Passion for civics no act for Richard Dreyfuss
Actor Richard Dreyfuss hopes to snatch today's students from the jaws of apathy about their role as American citizens in preserving representative democracy. Last Wednesday night at the Katharine Cornell Theatre in Vineyard Haven, he hosted the first of three forums designed to promote civics education. The star of the movie "Jaws," filmed on Martha's Vineyard 32 years ago, Mr. Dreyfuss packed the house with a mix of educators, politicians, historians, authors, television producers and writers, civics-oriented organization leaders, and other community members.
"Civics to me is the teaching of reason and logic, and upholding the values of dissent, debate, and civility," Mr. Dreyfuss said. "If we don't teach it, we will lose the system. I speak to you as an American, who wants my kids to know what it means.
The discussion focused on the importance of civics education in producing active, involved citizens to preserve America's representative democracy, and the need to restore the subject as a separate field of study in public school curriculum.

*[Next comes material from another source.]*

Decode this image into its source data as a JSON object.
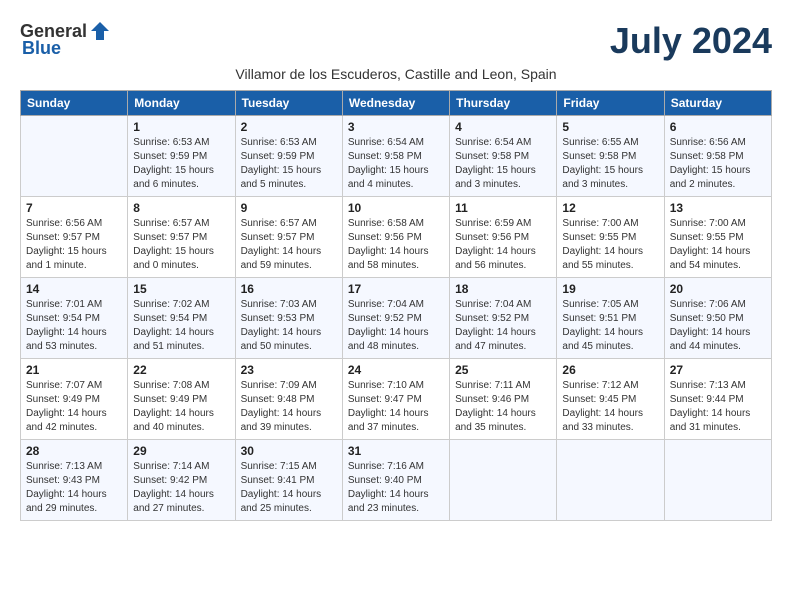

Mr. Dreyfuss said he plans to hold another forum about civics at Oxford University in England. "The third conference is the pink elephant in the living room," he said, focusing on implementation. "We have to find ways to teach civics, to connect us with our love affair with America."
The forum came about through Mr. Dreyfuss's long-time friendship with Bob Tankard, an All-Island School Committee member who formerly served as West Tisbury School principal. The two of them met last summer with superintendent of schools James Weiss, who endorsed not only the idea of the forum but also the creation of a pilot civics program.
Last week Mr. Weiss, a former history teacher, told the audience, "I view public schools as one of the key vehicles for helping people become citizens."
Opening the discussion, Bunnie Strassner, the executive director of Fascinating Learning Factory, a non-profit children's educational programming organization, said that many people think civics should be taught outside the classroom because they view it suspiciously as a collection of "values," which might conflict with their own. "With the No Child Left Behind law, the movement for high-stakes testing has had an enormous impact on education," she said. "Children need to learn how to be critical thinkers again."
Several educators expressed their concern about how the emphasis on testing in schools, such as the Massachusetts Comprehensive Assessment, has impacted the curriculum. "During the past decade, schools in the United States have been forced to focus on a narrow field of education," said retired Edgartown School principal Ed Jerome. "A lot of programs were lost along the way. We need to think about education of the whole child again. We've lost that." The audience applauded.
Noting the lack of students attending the forum, Elaine Weintraub, history department chair at the regional high school, said that they tend to be cynical about the political process and need to see how civics is relevant.
Part of the problem with civics education in the past was the boredom factor, several people commented. James W. Loewen, author of "Lies My Teacher Told Me," declared that civics was the most boring class he ever took.
Mr. Loewen's book documented the inaccuracies and gaps he found as a sociologist who surveyed 12 leading high school textbooks of American history over a two-year period at the Smithsonian Institution. "We're here because of the relative failure of the way history is taught in American schools," Mr. Loewen said. "We need to fix history, and with that comes an opening for civics education."
Mr. Dreyfuss talked about keeping civics education non-partisan, with the emphasis on being an American rather than a Democrat or Republican. Pulitzer-prize winning historian Gordon Wood, a professor of history at Brown University, concluded that what holds Americans together is not ethnicity or a single religion, but rather a set of values. "If young people don't understand their collectivity, they'll lose a sense of what it means to be an American," Mr. Wood said.
Some Island teachers disagreed that civics education no longer exists and provided examples of how they teach it. Eli Lesser, director of teacher education and civic outreach at the National Constitution Center in Philadelphia, offered his organization's Constitution High School as a model for incorporating civics education into all curriculum areas.
In follow-up to Wednesday night's discussion, Mr. Dreyfuss met with a smaller group Thursday at Martha's Vineyard Regional High School to brainstorm ideas for developing a pilot civics education program for Island schools.